I've only given this production 1 star because everyone involved should have known better. I saw one of the first previews and the direction was shoddy - having the children running on and then running straight back off again the same way they came in was a bit like watching a bad school production. More importantly I blame Benedict Andrews for boring the pants off me for over 2 hours. I see a lot of theatre and very rarely leave early - I have only done it twice this year, once was Common and this was the other one. Those of us who love Tennessee Williams' work know that Cat On a Hot Tin Roof is one of his most difficult plays to stage. It is quite static and a successful production very much depends on sustaining the audiences' interest through long periods of dense dialogue. This all revolves around the characters of Maggie, Brick and Big Daddy. Both Maggie and Big Daddy were miscast - for different reasons. Sienna Miller just wasn't up to it, her accent was awful and it felt a bit like watching someone act by numbers. She certainly never inhabited the character of Maggie that's for sure. I saw Angels in America the day before and I'm pretty damn sure Andrew Garfield could have played Maggie 100% better than Sienna Miller. Colm Meaney just isn't the right person to play Big Daddy - he doesn't have the physical presence - although he tied his best. Poor Jack O'Connell looked like he just wanted to get out of there - and not in a good way. I'm sure his performance could have been great, with better support from the other lead characters and the director.
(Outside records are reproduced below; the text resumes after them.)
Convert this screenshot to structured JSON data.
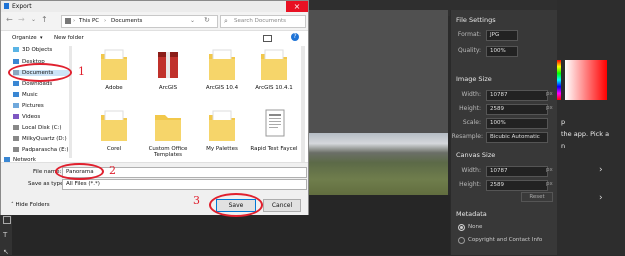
{
  "dialog": {
    "title": "Export",
    "breadcrumb": [
      "This PC",
      "Documents"
    ],
    "search_placeholder": "Search Documents",
    "organize_label": "Organize",
    "new_folder_label": "New folder",
    "sidebar": [
      "3D Objects",
      "Desktop",
      "Documents",
      "Downloads",
      "Music",
      "Pictures",
      "Videos",
      "Local Disk (C:)",
      "MilkyQuartz (D:)",
      "Padparascha (E:)",
      "Network"
    ],
    "files": [
      {
        "name": "Adobe",
        "icon": "folder-icon"
      },
      {
        "name": "ArcGIS",
        "icon": "archive-icon"
      },
      {
        "name": "ArcGIS 10.4",
        "icon": "folder-icon"
      },
      {
        "name": "ArcGIS 10.4.1",
        "icon": "folder-icon"
      },
      {
        "name": "Corel",
        "icon": "folder-icon"
      },
      {
        "name": "Custom Office Templates",
        "icon": "folder-icon"
      },
      {
        "name": "My Palettes",
        "icon": "folder-icon"
      },
      {
        "name": "Rapid Test Faycel",
        "icon": "document-icon"
      }
    ],
    "file_name_label": "File name:",
    "file_name_value": "Panorama",
    "save_type_label": "Save as type:",
    "save_type_value": "All Files (*.*)",
    "hide_folders_label": "Hide Folders",
    "save_label": "Save",
    "cancel_label": "Cancel"
  },
  "annotations": {
    "one": "1",
    "two": "2",
    "three": "3"
  },
  "panel": {
    "file_settings": "File Settings",
    "format_label": "Format:",
    "format_value": "JPG",
    "quality_label": "Quality:",
    "quality_value": "100%",
    "image_size": "Image Size",
    "width_label": "Width:",
    "width_value": "10787",
    "height_label": "Height:",
    "height_value": "2589",
    "scale_label": "Scale:",
    "scale_value": "100%",
    "resample_label": "Resample:",
    "resample_value": "Bicubic Automatic",
    "canvas_size": "Canvas Size",
    "canvas_width_value": "10787",
    "canvas_height_value": "2589",
    "reset_label": "Reset",
    "metadata": "Metadata",
    "meta_none": "None",
    "meta_copyright": "Copyright and Contact Info",
    "unit_px": "px"
  },
  "far_panel": {
    "text_line1": "p",
    "text_line2": "the app. Pick a",
    "text_line3": "n"
  },
  "colors": {
    "annotation": "#e0202e",
    "accent": "#1e73d6",
    "folder": "#f2c84b"
  }
}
Lots of people will go and see this production - despite the mixed reviews, because of the star names and that's a great shame because it will put them off going to see another Tennessee Williams play in the future and they will miss the magic of his theatre.    
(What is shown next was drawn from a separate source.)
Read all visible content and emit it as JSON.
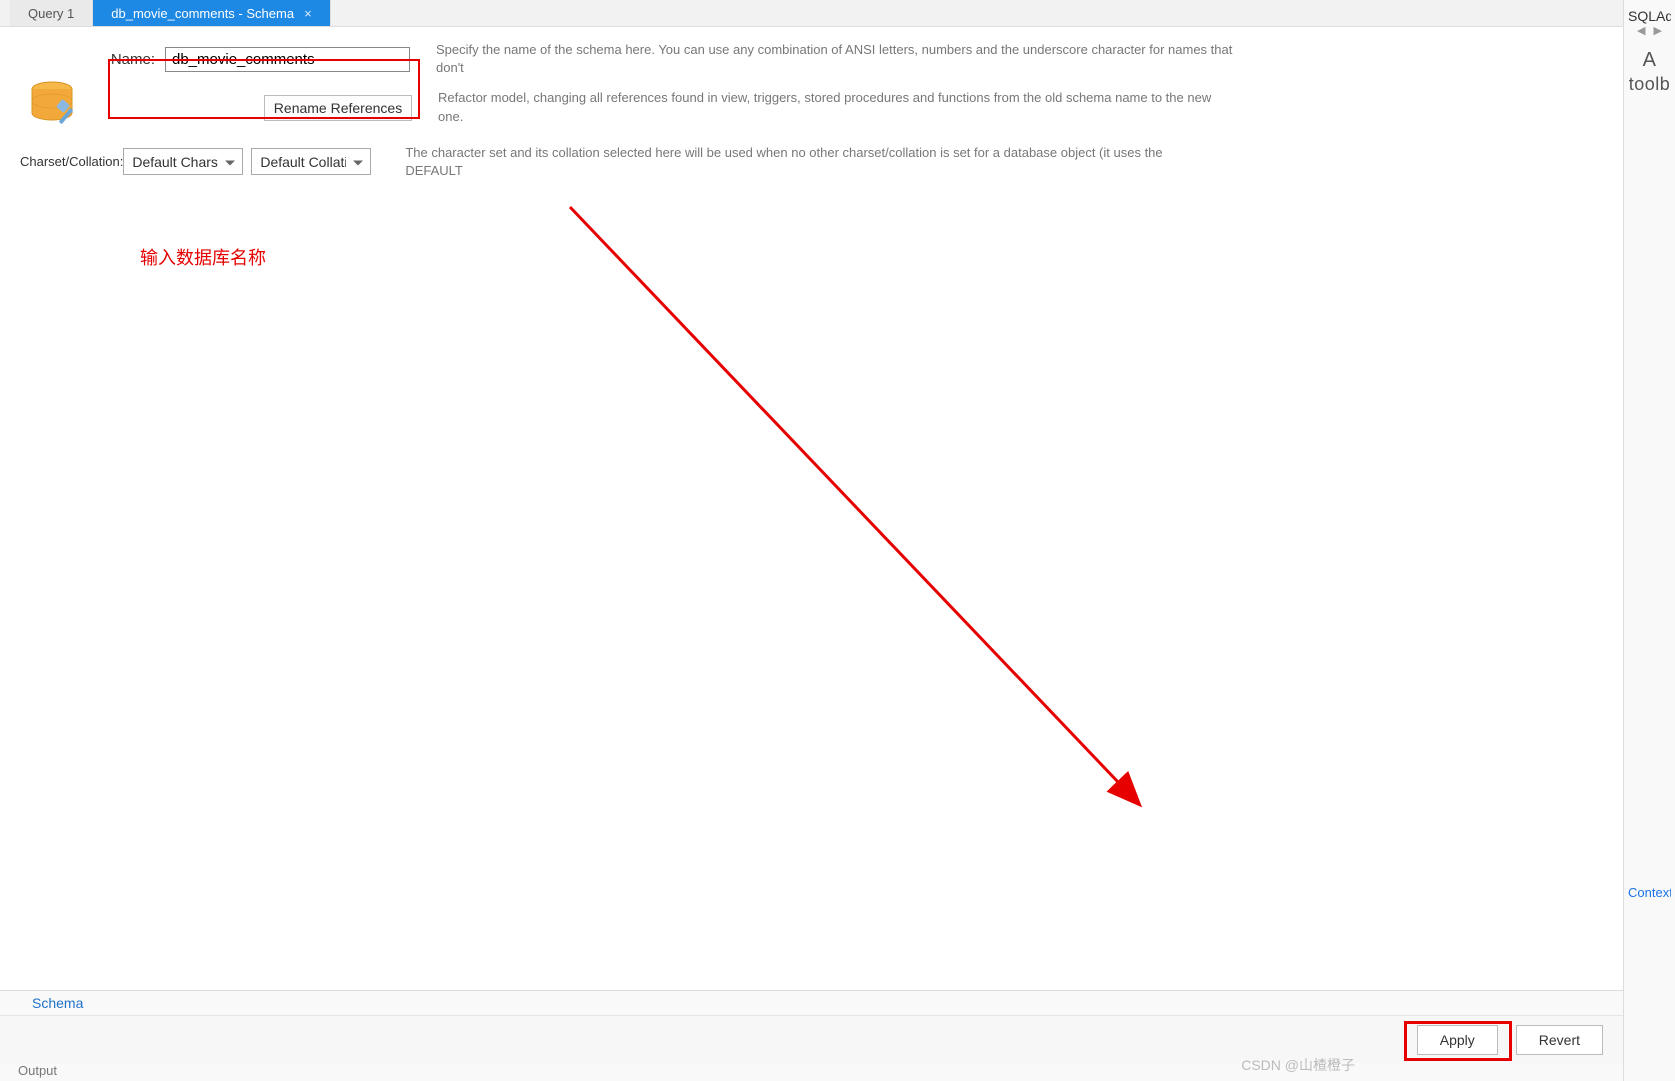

Before I saw this, I wouldn't have thought it possible to turn such a brilliant play into a dull production. It is. Sienna Miller works hard in the first act, but she doesn't crackle and is hindered by Jack O'Connell who gives her nothing. Brick is written as a taciturn alcoholic, but in this production he is bereft of character. Colm Meaney brings some much-needed warm blood to the stage. The other actors give it as much energy as they can, but are hamstrung by heavy-handed direction; I wanted the director to let them have more space and freedom to trust the text. The nudity was boring and pointless - it revealed nothing about the characters and didn't move the story forward. The 2009 production with James Earl Jones remains my standard: sizzling, dynamic and wrenching. That's what this production should have been, but the director went with star power with the lead and shock-value with the nudity, resulting in a production with no danger, no risk and no heart. 

0 of 1 found helpful
Tastemaker

Went to see this play and was impressed. If you don't know the play at all the plots sounds quite tedious, but it is surprisingly manageable considering that Maggie speaks for most of the first act. The themes are surprisingly modern. The setting is well done and I love how as you discover how messy their lives are the set gets messier and messier. 



I was in the nosebleeds and did not feel like i  missed anything. I usually need glasses but did not need them. I got the binoculars before the show and did not know about both main actors getting completely nude, so I must have looked a massive pervert examining the actors in their undressed state.